Many arts groups who I have spoken to in private about this project are afraid to speak out against it in fear of city retribution. This kind of steamrolling and lack of public consent is disappointing for Mayor Becker who I endorsed and supported in his first election. I don’t know if UPAC is necessary or not, but the public should have a say when this kind of financial commitment is made, along with the amount of destruction required for its installation in the heart of downtown.

Post Politics

This is my third attempt at writing this. The prior two attempts were snarky, sarcastic and called plenty of people out for their incompetence, but after sitting on the second one for a while, I decided that nobody likes being told they’re stupid, even if they are.

My experience with the Utah Democratic party this year was humiliating, saddening, and sickening. I attempted to steer away from special-interest money and lost because of that. The Chair, Jim Debakis has not done a very good job, but now he’s done recruiting against willing Democrats and running against others, I look forward to seeing who steps up as the next chair. I held my tongue since the convention because I didn’t want to be accused of trying to hurt Democrats in their races. I sincerely hope the party goes looking for new ideas, rather than trying to appease Republican voters. Find me one Democrat who won because they wouldn’t say who they were voting for in the Presidential race, or waffled on government defining marriage.

Being fully concentrated on my business again, XMission, is challenging and exhilarating. I feel like I’ve done more this year than I’ve done since 1999. I will continue to fight against warrantless monitoring and corporate control of the Internet, as I always have. I’m working on archiving 2006/2012 as you can see from the links on the side. There are probably a lot of broken links inside, so forgive me for that. I’ll fix them as I find them.

Congratulations Move to Amend!

Move to Amend Salt Lake City has collected 11,251 signatures for a resolution calling for a constitutional amendment. The amendment would clearly state that corporations are not people and money is not speech. The Salt Lake City canvassers needed to collect 9,000 signatures and they collected 2,251 more than they needed. This is the first citizen resolution to collect enough signatures to make it on the ballot in Salt Lake City. Congratulations to all involved!
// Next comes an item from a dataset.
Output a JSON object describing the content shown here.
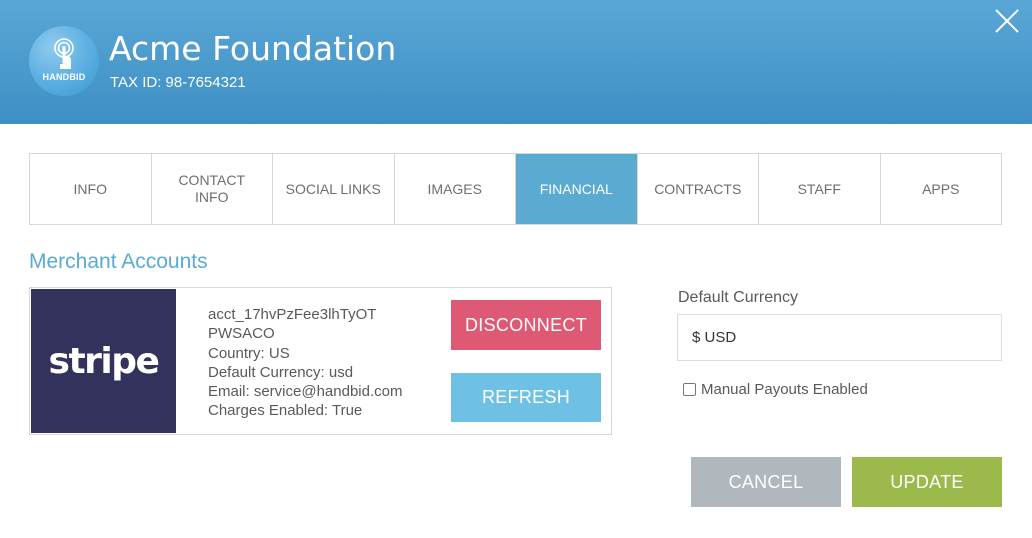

If you haven’t listened to This American Life’s recent episode, “Take the Money and Run for Office”, you should. Every American would be well served to take an hour and listen to what our elected spend most of their time doing in Washington. This is why I’m not taking PAC money. This is why I want public financing of federal campaigns.

Democratic Debate, April 11th

Wednesday, April 11, at 7:00 PM, The Women’s Democratic Club of Utah will host a debate between Democrats Pete Ashdown and Scott Howell, candidates for Utah’s U.S. Senate seat now occupied by 6-term Senator Orrin Hatch, who is seeking a 7th term. The public is welcome to attend.

Location:
Juan Diego Catholic High School
300 East 11800 South, Draper (accessible via 12300 South and 300 East)
Doors open at 6:00 PM
Debate begins promptly at 7:00 PM and concludes at or before 8:30 PM

Details regarding possible radio broadcast and Internet streaming to be announced.

County Conventions

All of the county Democratic conventions are on my calendar now. I am going to try and attend as many as possible. In spite of having a possible airplane ride to St. George, I think there is a distinct possibility that there isn’t enough time to do both Weber County and Washington County conventions, which start 30 minutes apart from each other. In this case, I am asking for any volunteers in Washington, Iron, and Grand counties to represent my campaign to their conventions. Please email my staff to let them know if you would be willing.

I could also use some driving help to get to some of these conventions. Also email staff if you are able. You only need a current license, I will provide the transportation and gas.

Please attend your county convention! I look forward to seeing you there!